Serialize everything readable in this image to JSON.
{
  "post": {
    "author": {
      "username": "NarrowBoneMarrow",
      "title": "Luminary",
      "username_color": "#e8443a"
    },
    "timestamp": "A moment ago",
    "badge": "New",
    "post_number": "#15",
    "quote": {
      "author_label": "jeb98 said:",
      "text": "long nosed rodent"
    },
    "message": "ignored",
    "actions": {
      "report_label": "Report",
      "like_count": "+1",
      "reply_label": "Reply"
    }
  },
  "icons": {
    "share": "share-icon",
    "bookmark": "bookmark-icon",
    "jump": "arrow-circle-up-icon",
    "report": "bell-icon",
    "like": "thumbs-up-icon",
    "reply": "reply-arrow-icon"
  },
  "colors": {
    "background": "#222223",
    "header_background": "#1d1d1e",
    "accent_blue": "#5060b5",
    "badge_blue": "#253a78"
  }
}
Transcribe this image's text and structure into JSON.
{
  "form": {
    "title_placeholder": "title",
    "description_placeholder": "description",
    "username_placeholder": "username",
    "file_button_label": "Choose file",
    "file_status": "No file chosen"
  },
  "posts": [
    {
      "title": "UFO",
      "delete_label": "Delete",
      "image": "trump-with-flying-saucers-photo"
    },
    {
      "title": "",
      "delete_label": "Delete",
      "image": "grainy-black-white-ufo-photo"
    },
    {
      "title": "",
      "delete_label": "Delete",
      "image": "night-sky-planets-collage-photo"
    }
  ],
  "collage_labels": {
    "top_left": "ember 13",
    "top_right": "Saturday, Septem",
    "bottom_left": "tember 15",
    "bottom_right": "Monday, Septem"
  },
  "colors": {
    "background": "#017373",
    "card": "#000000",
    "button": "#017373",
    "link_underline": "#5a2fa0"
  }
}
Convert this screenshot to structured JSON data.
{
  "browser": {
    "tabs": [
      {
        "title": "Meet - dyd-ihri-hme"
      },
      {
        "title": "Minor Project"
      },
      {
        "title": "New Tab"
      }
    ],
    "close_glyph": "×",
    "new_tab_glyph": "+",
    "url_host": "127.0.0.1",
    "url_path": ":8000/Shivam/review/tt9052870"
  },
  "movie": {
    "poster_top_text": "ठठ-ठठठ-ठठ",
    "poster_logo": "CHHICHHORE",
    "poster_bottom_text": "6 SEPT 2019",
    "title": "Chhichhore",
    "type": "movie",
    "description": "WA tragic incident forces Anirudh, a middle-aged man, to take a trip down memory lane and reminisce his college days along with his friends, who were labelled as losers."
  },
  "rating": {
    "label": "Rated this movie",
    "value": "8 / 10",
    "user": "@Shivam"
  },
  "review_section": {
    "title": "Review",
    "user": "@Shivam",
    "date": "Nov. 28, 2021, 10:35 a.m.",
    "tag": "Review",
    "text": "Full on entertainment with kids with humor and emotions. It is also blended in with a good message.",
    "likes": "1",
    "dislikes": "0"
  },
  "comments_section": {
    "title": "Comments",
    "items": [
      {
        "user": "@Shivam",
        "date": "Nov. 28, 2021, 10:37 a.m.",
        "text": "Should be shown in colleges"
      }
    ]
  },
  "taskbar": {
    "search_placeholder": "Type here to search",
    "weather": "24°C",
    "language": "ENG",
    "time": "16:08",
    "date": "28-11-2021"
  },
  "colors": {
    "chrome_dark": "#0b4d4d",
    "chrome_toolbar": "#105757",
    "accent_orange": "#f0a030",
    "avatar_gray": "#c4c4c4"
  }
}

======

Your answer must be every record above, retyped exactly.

Serialize everything readable in this image to JSON.
{
  "post": {
    "author": {
      "username": "NarrowBoneMarrow",
      "title": "Luminary",
      "username_color": "#e8443a"
    },
    "timestamp": "A moment ago",
    "badge": "New",
    "post_number": "#15",
    "quote": {
      "author_label": "jeb98 said:",
      "text": "long nosed rodent"
    },
    "message": "ignored",
    "actions": {
      "report_label": "Report",
      "like_count": "+1",
      "reply_label": "Reply"
    }
  },
  "icons": {
    "share": "share-icon",
    "bookmark": "bookmark-icon",
    "jump": "arrow-circle-up-icon",
    "report": "bell-icon",
    "like": "thumbs-up-icon",
    "reply": "reply-arrow-icon"
  },
  "colors": {
    "background": "#222223",
    "header_background": "#1d1d1e",
    "accent_blue": "#5060b5",
    "badge_blue": "#253a78"
  }
}
Transcribe this image's text and structure into JSON.
{
  "form": {
    "title_placeholder": "title",
    "description_placeholder": "description",
    "username_placeholder": "username",
    "file_button_label": "Choose file",
    "file_status": "No file chosen"
  },
  "posts": [
    {
      "title": "UFO",
      "delete_label": "Delete",
      "image": "trump-with-flying-saucers-photo"
    },
    {
      "title": "",
      "delete_label": "Delete",
      "image": "grainy-black-white-ufo-photo"
    },
    {
      "title": "",
      "delete_label": "Delete",
      "image": "night-sky-planets-collage-photo"
    }
  ],
  "collage_labels": {
    "top_left": "ember 13",
    "top_right": "Saturday, Septem",
    "bottom_left": "tember 15",
    "bottom_right": "Monday, Septem"
  },
  "colors": {
    "background": "#017373",
    "card": "#000000",
    "button": "#017373",
    "link_underline": "#5a2fa0"
  }
}
Convert this screenshot to structured JSON data.
{
  "browser": {
    "tabs": [
      {
        "title": "Meet - dyd-ihri-hme"
      },
      {
        "title": "Minor Project"
      },
      {
        "title": "New Tab"
      }
    ],
    "close_glyph": "×",
    "new_tab_glyph": "+",
    "url_host": "127.0.0.1",
    "url_path": ":8000/Shivam/review/tt9052870"
  },
  "movie": {
    "poster_top_text": "ठठ-ठठठ-ठठ",
    "poster_logo": "CHHICHHORE",
    "poster_bottom_text": "6 SEPT 2019",
    "title": "Chhichhore",
    "type": "movie",
    "description": "WA tragic incident forces Anirudh, a middle-aged man, to take a trip down memory lane and reminisce his college days along with his friends, who were labelled as losers."
  },
  "rating": {
    "label": "Rated this movie",
    "value": "8 / 10",
    "user": "@Shivam"
  },
  "review_section": {
    "title": "Review",
    "user": "@Shivam",
    "date": "Nov. 28, 2021, 10:35 a.m.",
    "tag": "Review",
    "text": "Full on entertainment with kids with humor and emotions. It is also blended in with a good message.",
    "likes": "1",
    "dislikes": "0"
  },
  "comments_section": {
    "title": "Comments",
    "items": [
      {
        "user": "@Shivam",
        "date": "Nov. 28, 2021, 10:37 a.m.",
        "text": "Should be shown in colleges"
      }
    ]
  },
  "taskbar": {
    "search_placeholder": "Type here to search",
    "weather": "24°C",
    "language": "ENG",
    "time": "16:08",
    "date": "28-11-2021"
  },
  "colors": {
    "chrome_dark": "#0b4d4d",
    "chrome_toolbar": "#105757",
    "accent_orange": "#f0a030",
    "avatar_gray": "#c4c4c4"
  }
}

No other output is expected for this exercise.